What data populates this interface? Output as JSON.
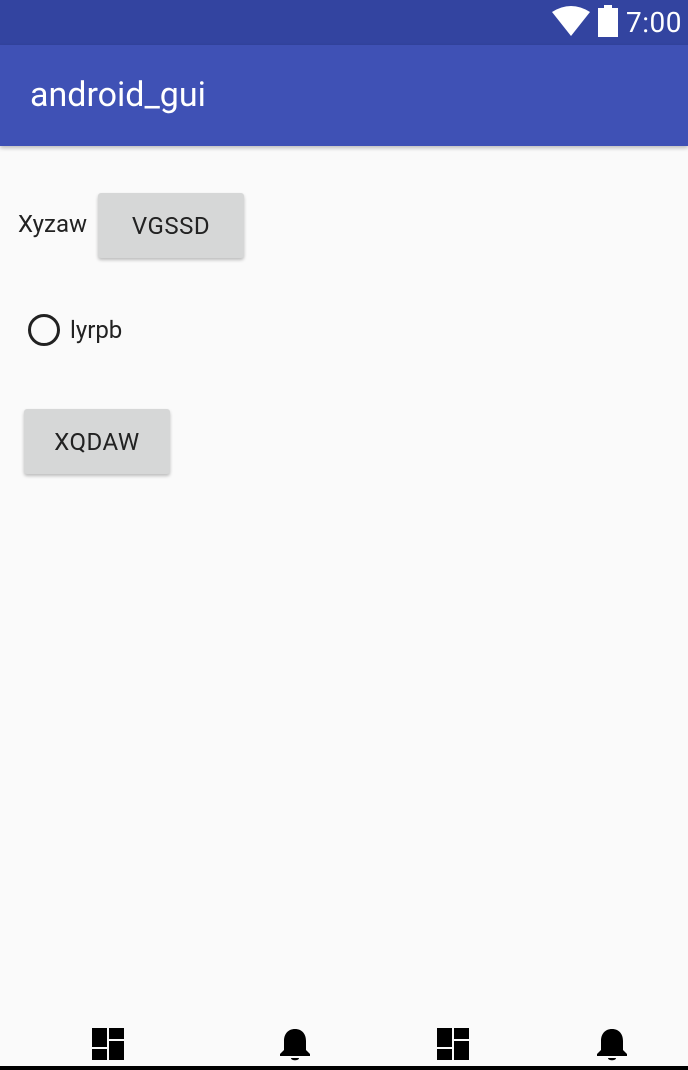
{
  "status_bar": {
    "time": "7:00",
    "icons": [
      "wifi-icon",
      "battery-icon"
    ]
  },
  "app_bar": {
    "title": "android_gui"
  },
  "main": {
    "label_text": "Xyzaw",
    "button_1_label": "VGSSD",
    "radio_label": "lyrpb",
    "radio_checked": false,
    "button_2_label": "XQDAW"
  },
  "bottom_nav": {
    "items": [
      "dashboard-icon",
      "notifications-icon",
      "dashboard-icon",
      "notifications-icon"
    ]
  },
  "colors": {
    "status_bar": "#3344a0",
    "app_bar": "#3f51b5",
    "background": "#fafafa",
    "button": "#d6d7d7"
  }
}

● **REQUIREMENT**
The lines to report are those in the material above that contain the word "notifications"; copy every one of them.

● **ANSWER SECTION**
      "notifications-icon",
      "notifications-icon"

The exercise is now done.